→ Your task
For the entries below, return the line holding "Enumerate this screenshot's" together with all lines after it, unchanged, and leave every picture out.

──────── The data ────────

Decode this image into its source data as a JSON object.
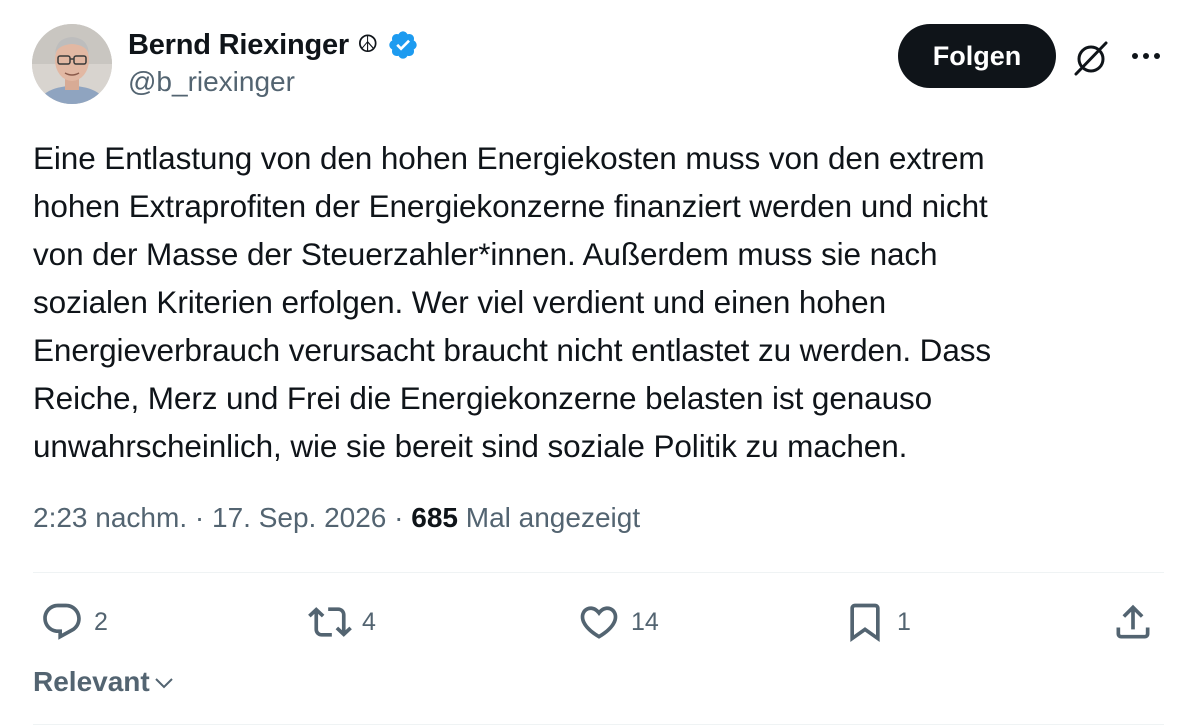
{
  "author": {
    "name": "Bernd Riexinger",
    "badge_emoji": "☮",
    "handle": "@b_riexinger",
    "verified_color": "#1d9bf0"
  },
  "follow_button": {
    "label": "Folgen"
  },
  "icons": {
    "grok": "grok-icon",
    "more": "more-icon",
    "reply": "reply-icon",
    "retweet": "retweet-icon",
    "like": "heart-icon",
    "bookmark": "bookmark-icon",
    "share": "share-icon",
    "chevron": "chevron-down-icon"
  },
  "tweet": {
    "text": "Eine Entlastung von den hohen Energiekosten muss von den extrem\nhohen Extraprofiten der Energiekonzerne finanziert werden und nicht\nvon der Masse der Steuerzahler*innen. Außerdem muss sie nach\nsozialen Kriterien erfolgen. Wer viel verdient und einen hohen\nEnergieverbrauch verursacht braucht nicht entlastet zu werden. Dass\nReiche, Merz und Frei die Energiekonzerne belasten ist genauso\nunwahrscheinlich, wie sie bereit sind soziale Politik zu machen."
  },
  "meta": {
    "time": "2:23 nachm.",
    "separator": " · ",
    "date": "17. Sep. 2026",
    "views_count": "685",
    "views_label": " Mal angezeigt"
  },
  "actions": {
    "replies": "2",
    "retweets": "4",
    "likes": "14",
    "bookmarks": "1"
  },
  "sort": {
    "label": "Relevant"
  },
  "colors": {
    "text": "#0f1419",
    "muted": "#536471",
    "divider": "#eff3f4",
    "button_bg": "#0f1419"
  }
}
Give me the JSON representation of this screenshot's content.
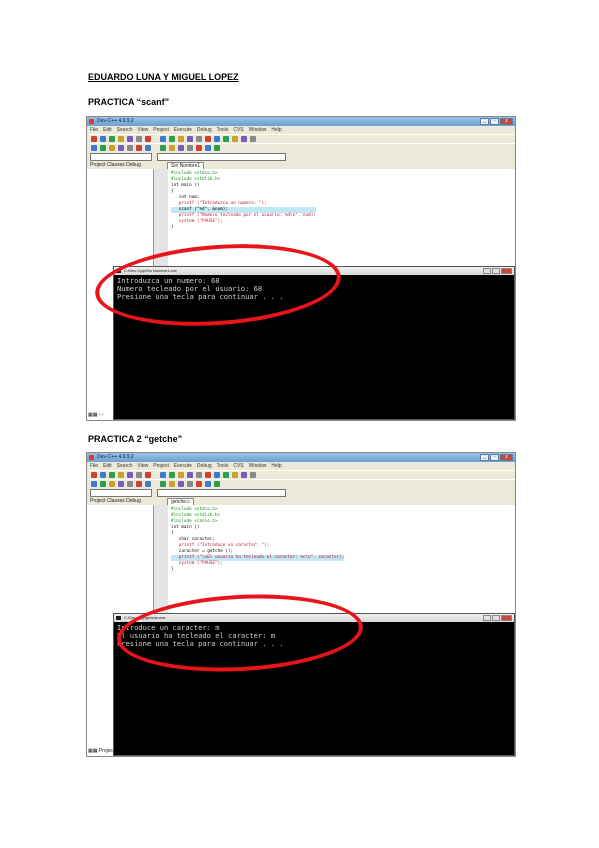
{
  "document": {
    "authors": "EDUARDO LUNA Y MIGUEL LOPEZ",
    "practice1_heading": "PRACTICA “scanf”",
    "practice2_heading": "PRACTICA 2 “getche”"
  },
  "screenshot1": {
    "window_title": "Dev-C++ 4.9.9.2",
    "menu": [
      "File",
      "Edit",
      "Search",
      "View",
      "Project",
      "Execute",
      "Debug",
      "Tools",
      "CVS",
      "Window",
      "Help"
    ],
    "tabs": {
      "project": "Project Classes Debug",
      "file": "Sin Nombre1"
    },
    "code": [
      {
        "text": "#include <stdio.h>",
        "color": "#1a8a1a",
        "hl": false
      },
      {
        "text": "#include <stdlib.h>",
        "color": "#1a8a1a",
        "hl": false
      },
      {
        "text": "int main ()",
        "color": "#000000",
        "hl": false
      },
      {
        "text": "{",
        "color": "#000000",
        "hl": false
      },
      {
        "text": "   int num;",
        "color": "#000000",
        "hl": false
      },
      {
        "text": "   printf (\"Introduzca un numero: \");",
        "color": "#c0162a",
        "hl": false
      },
      {
        "text": "   scanf (\"%d\", &num);",
        "color": "#000000",
        "hl": true
      },
      {
        "text": "   printf (\"Numero tecleado por el usuario: %d\\n\", num);",
        "color": "#c0162a",
        "hl": false
      },
      {
        "text": "   system (\"PAUSE\");",
        "color": "#c0162a",
        "hl": false
      },
      {
        "text": "}",
        "color": "#000000",
        "hl": false
      }
    ],
    "console_title": "C:\\Dev-Cpp\\Sin Nombre1.exe",
    "console_lines": [
      "Introduzca un numero: 68",
      "Numero tecleado por el usuario: 68",
      "Presione una tecla para continuar . . ."
    ],
    "left_bottom": "▦▦ ‹ ›"
  },
  "screenshot2": {
    "window_title": "Dev-C++ 4.9.9.2",
    "menu": [
      "File",
      "Edit",
      "Search",
      "View",
      "Project",
      "Execute",
      "Debug",
      "Tools",
      "CVS",
      "Window",
      "Help"
    ],
    "tabs": {
      "project": "Project Classes Debug",
      "file": "getche.c"
    },
    "code": [
      {
        "text": "#include <stdio.h>",
        "color": "#1a8a1a",
        "hl": false
      },
      {
        "text": "#include <stdlib.h>",
        "color": "#1a8a1a",
        "hl": false
      },
      {
        "text": "#include <conio.h>",
        "color": "#1a8a1a",
        "hl": false
      },
      {
        "text": "int main ()",
        "color": "#000000",
        "hl": false
      },
      {
        "text": "{",
        "color": "#000000",
        "hl": false
      },
      {
        "text": "   char caracter;",
        "color": "#000000",
        "hl": false
      },
      {
        "text": "   printf (\"Introduce un caracter: \");",
        "color": "#c0162a",
        "hl": false
      },
      {
        "text": "   caracter = getche ();",
        "color": "#000000",
        "hl": false
      },
      {
        "text": "   printf (\"\\nEl usuario ha tecleado el caracter: %c\\n\", caracter);",
        "color": "#c0162a",
        "hl": true
      },
      {
        "text": "   system (\"PAUSE\");",
        "color": "#c0162a",
        "hl": false
      },
      {
        "text": "}",
        "color": "#000000",
        "hl": false
      }
    ],
    "console_title": "C:\\Dev-Cpp\\getche.exe",
    "console_lines": [
      "Introduce un caracter: m",
      "El usuario ha tecleado el caracter: m",
      "Presione una tecla para continuar . . ."
    ],
    "left_bottom": "▦▦ Project"
  },
  "colors": {
    "annotation_ring": "#e8141a",
    "console_bg": "#000000",
    "console_text": "#cfcfcf"
  }
}
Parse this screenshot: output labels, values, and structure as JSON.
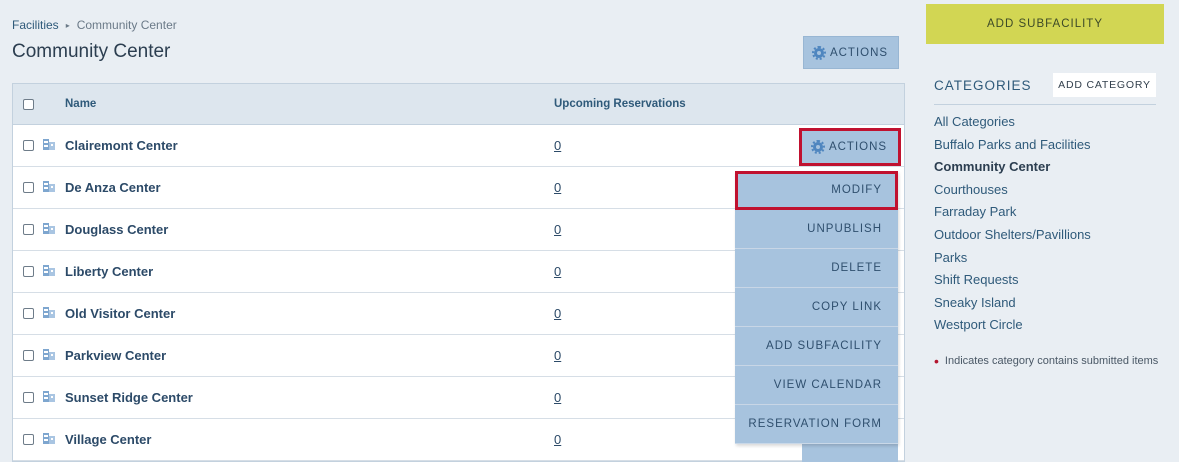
{
  "breadcrumb": {
    "parent": "Facilities",
    "separator": "▸",
    "current": "Community Center"
  },
  "page_title": "Community Center",
  "top_actions_label": "ACTIONS",
  "table": {
    "headers": {
      "name": "Name",
      "reservations": "Upcoming Reservations"
    },
    "rows": [
      {
        "name": "Clairemont Center",
        "reservations": "0"
      },
      {
        "name": "De Anza Center",
        "reservations": "0"
      },
      {
        "name": "Douglass Center",
        "reservations": "0"
      },
      {
        "name": "Liberty Center",
        "reservations": "0"
      },
      {
        "name": "Old Visitor Center",
        "reservations": "0"
      },
      {
        "name": "Parkview Center",
        "reservations": "0"
      },
      {
        "name": "Sunset Ridge Center",
        "reservations": "0"
      },
      {
        "name": "Village Center",
        "reservations": "0"
      }
    ]
  },
  "row_actions_label": "ACTIONS",
  "dropdown": {
    "items": [
      {
        "label": "MODIFY"
      },
      {
        "label": "UNPUBLISH"
      },
      {
        "label": "DELETE"
      },
      {
        "label": "COPY LINK"
      },
      {
        "label": "ADD SUBFACILITY"
      },
      {
        "label": "VIEW CALENDAR"
      },
      {
        "label": "RESERVATION FORM"
      }
    ]
  },
  "sidebar": {
    "add_subfacility": "ADD SUBFACILITY",
    "categories_title": "CATEGORIES",
    "add_category": "ADD CATEGORY",
    "categories": [
      "All Categories",
      "Buffalo Parks and Facilities",
      "Community Center",
      "Courthouses",
      "Farraday Park",
      "Outdoor Shelters/Pavillions",
      "Parks",
      "Shift Requests",
      "Sneaky Island",
      "Westport Circle"
    ],
    "active_category": "Community Center",
    "note": "Indicates category contains submitted items"
  },
  "colors": {
    "accent_button": "#a7c3de",
    "add_subfacility": "#d2d653",
    "highlight": "#c0112f",
    "link": "#2f5a7a"
  },
  "icons": {
    "actions": "gear-icon",
    "facility": "building-icon",
    "breadcrumb_separator": "triangle-right-icon",
    "note_marker": "red-dot-icon"
  }
}
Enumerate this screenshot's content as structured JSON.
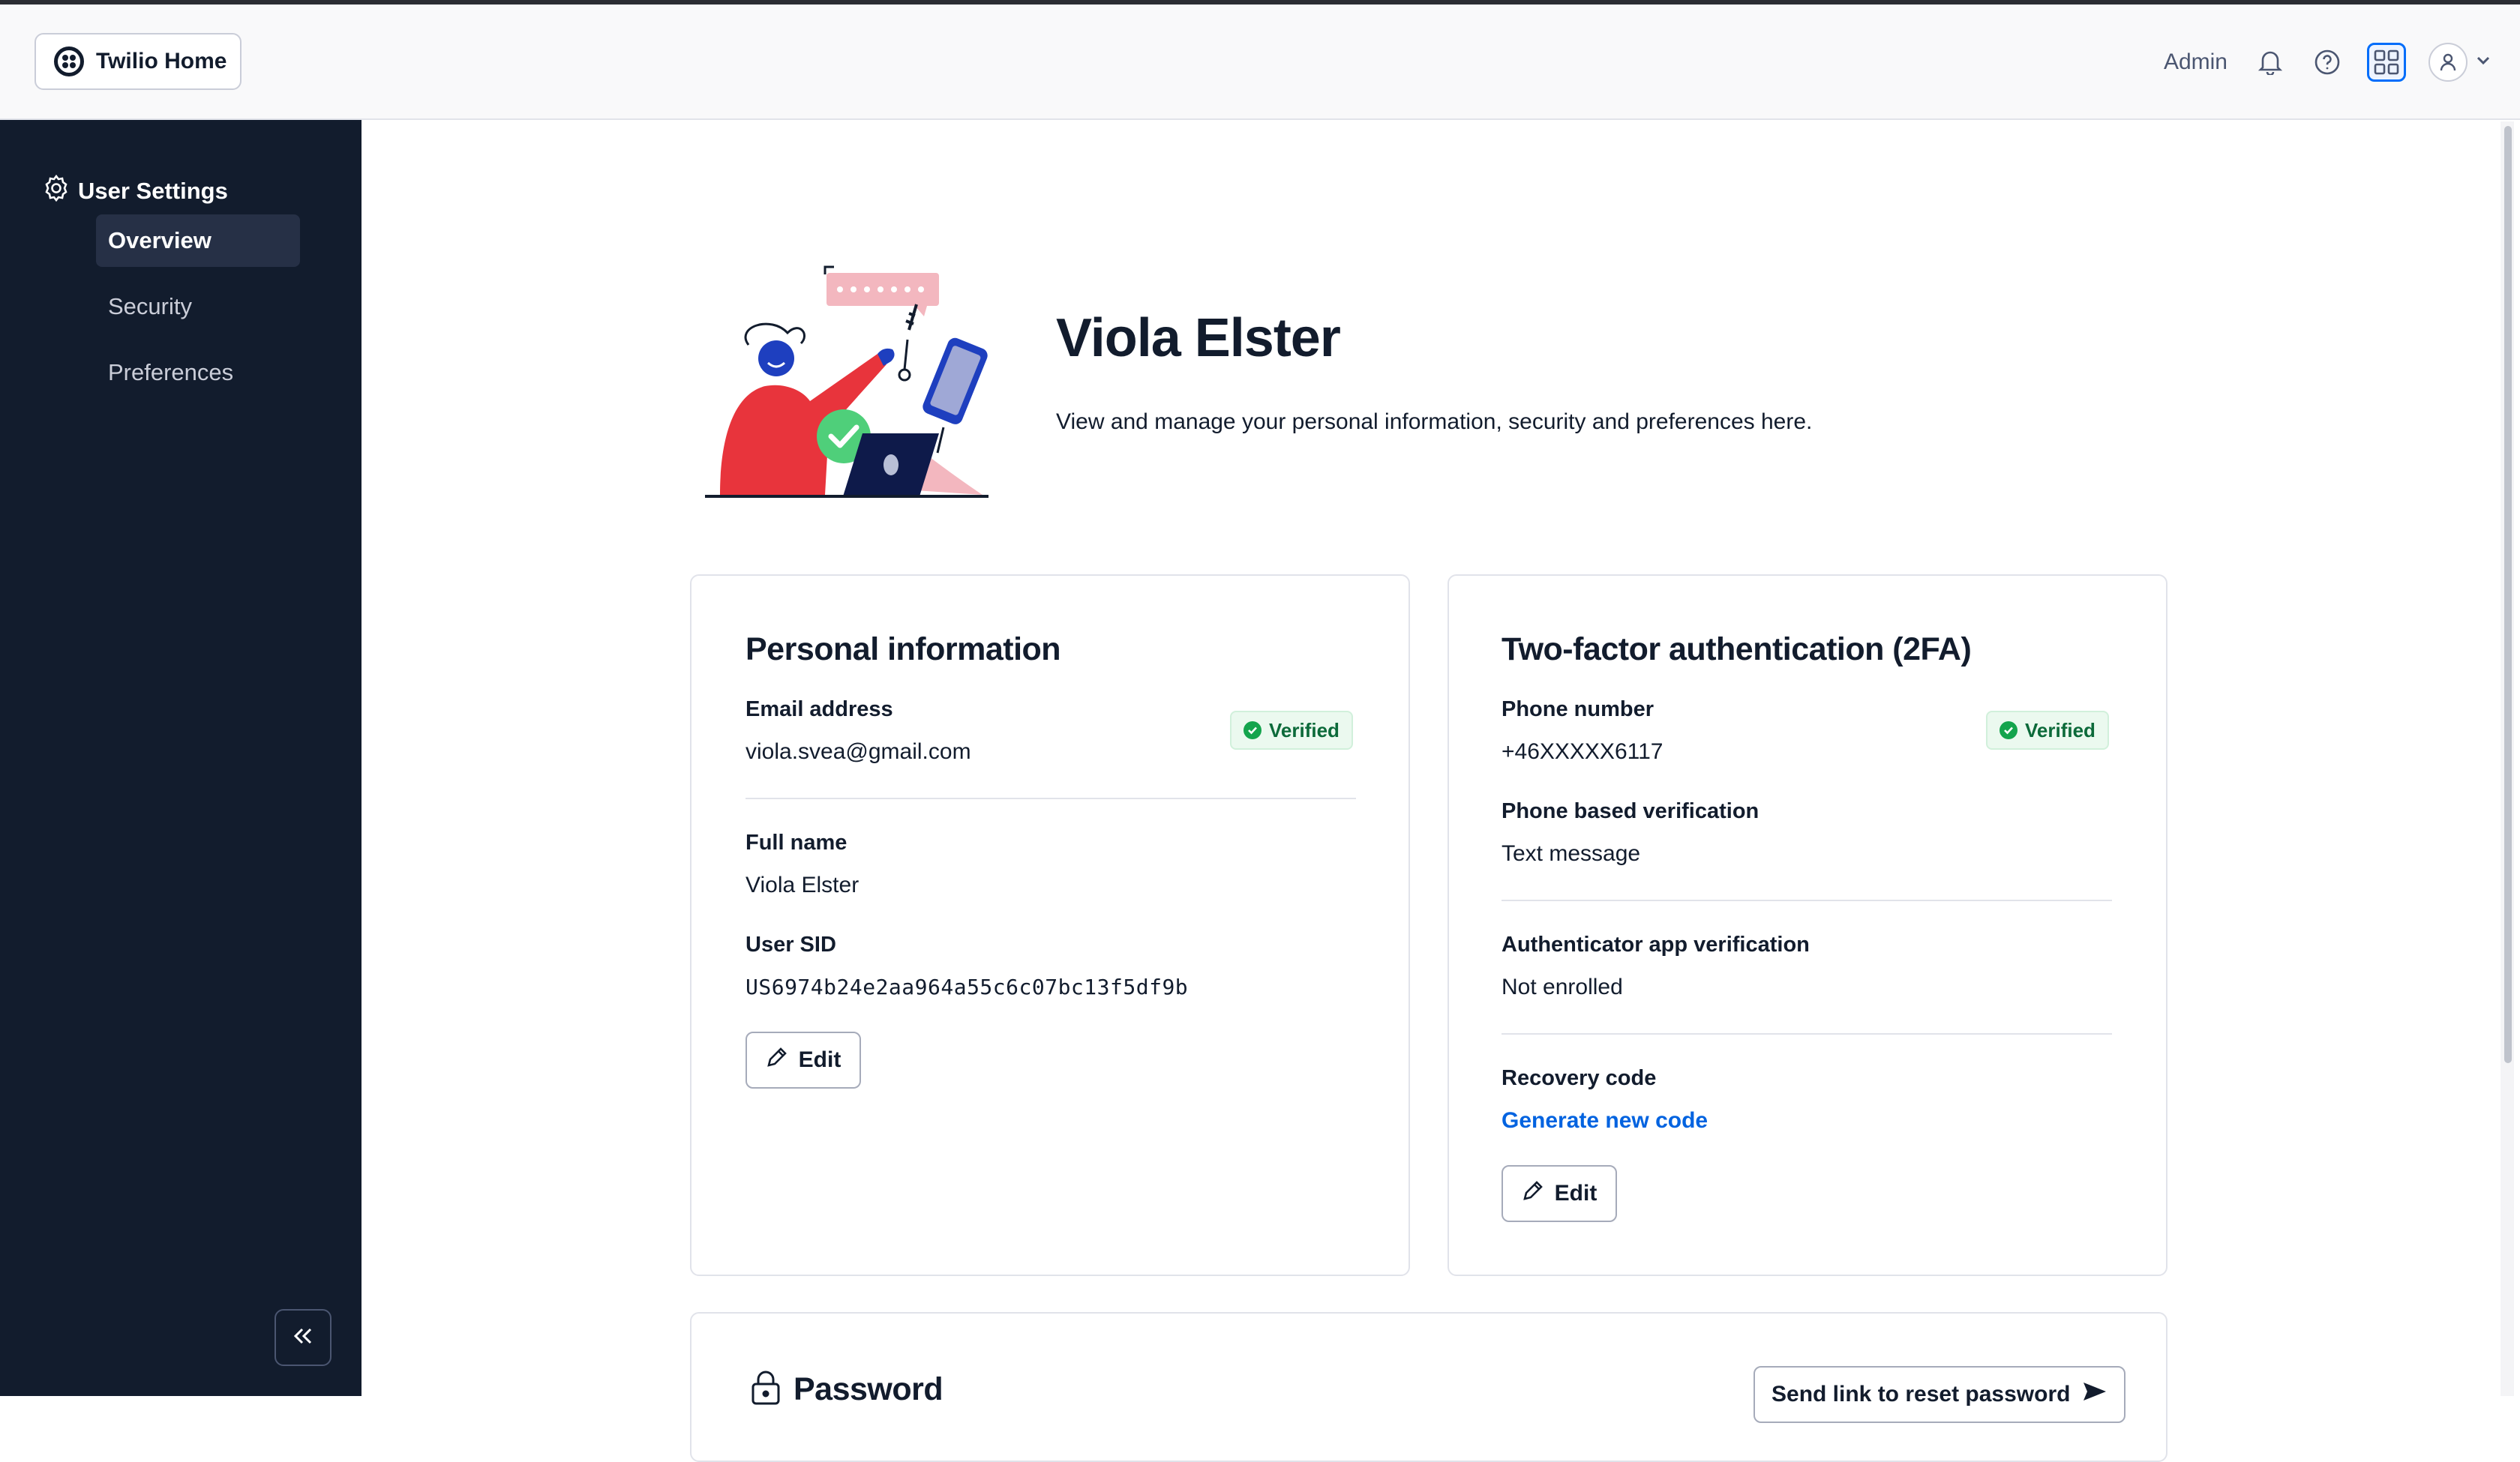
{
  "header": {
    "home_label": "Twilio Home",
    "account_label": "Admin",
    "icons": [
      "bell-icon",
      "help-icon",
      "apps-grid-icon",
      "user-avatar-icon",
      "chevron-down-icon"
    ]
  },
  "sidebar": {
    "title": "User Settings",
    "items": [
      {
        "label": "Overview",
        "active": true
      },
      {
        "label": "Security",
        "active": false
      },
      {
        "label": "Preferences",
        "active": false
      }
    ]
  },
  "hero": {
    "name": "Viola Elster",
    "subtitle": "View and manage your personal information, security and preferences here."
  },
  "personal_info": {
    "title": "Personal information",
    "email_label": "Email address",
    "email_value": "viola.svea@gmail.com",
    "email_badge": "Verified",
    "name_label": "Full name",
    "name_value": "Viola Elster",
    "sid_label": "User SID",
    "sid_value": "US6974b24e2aa964a55c6c07bc13f5df9b",
    "edit_label": "Edit"
  },
  "two_factor": {
    "title": "Two-factor authentication (2FA)",
    "phone_label": "Phone number",
    "phone_value": "+46XXXXX6117",
    "phone_badge": "Verified",
    "phone_verif_label": "Phone based verification",
    "phone_verif_value": "Text message",
    "app_verif_label": "Authenticator app verification",
    "app_verif_value": "Not enrolled",
    "recovery_label": "Recovery code",
    "recovery_link": "Generate new code",
    "edit_label": "Edit"
  },
  "password": {
    "title": "Password",
    "reset_label": "Send link to reset password"
  },
  "colors": {
    "sidebar_bg": "#121c2d",
    "link": "#0263e0",
    "success": "#14a44d",
    "accent": "#006dfa"
  }
}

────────

→ Task response
Enumerate this screenshot's content as structured JSON.
{
  "header": {
    "home_label": "Twilio Home",
    "account_label": "Admin",
    "icons": [
      "bell-icon",
      "help-icon",
      "apps-grid-icon",
      "user-avatar-icon",
      "chevron-down-icon"
    ]
  },
  "sidebar": {
    "title": "User Settings",
    "items": [
      {
        "label": "Overview",
        "active": true
      },
      {
        "label": "Security",
        "active": false
      },
      {
        "label": "Preferences",
        "active": false
      }
    ]
  },
  "hero": {
    "name": "Viola Elster",
    "subtitle": "View and manage your personal information, security and preferences here."
  },
  "personal_info": {
    "title": "Personal information",
    "email_label": "Email address",
    "email_value": "viola.svea@gmail.com",
    "email_badge": "Verified",
    "name_label": "Full name",
    "name_value": "Viola Elster",
    "sid_label": "User SID",
    "sid_value": "US6974b24e2aa964a55c6c07bc13f5df9b",
    "edit_label": "Edit"
  },
  "two_factor": {
    "title": "Two-factor authentication (2FA)",
    "phone_label": "Phone number",
    "phone_value": "+46XXXXX6117",
    "phone_badge": "Verified",
    "phone_verif_label": "Phone based verification",
    "phone_verif_value": "Text message",
    "app_verif_label": "Authenticator app verification",
    "app_verif_value": "Not enrolled",
    "recovery_label": "Recovery code",
    "recovery_link": "Generate new code",
    "edit_label": "Edit"
  },
  "password": {
    "title": "Password",
    "reset_label": "Send link to reset password"
  },
  "colors": {
    "sidebar_bg": "#121c2d",
    "link": "#0263e0",
    "success": "#14a44d",
    "accent": "#006dfa"
  }
}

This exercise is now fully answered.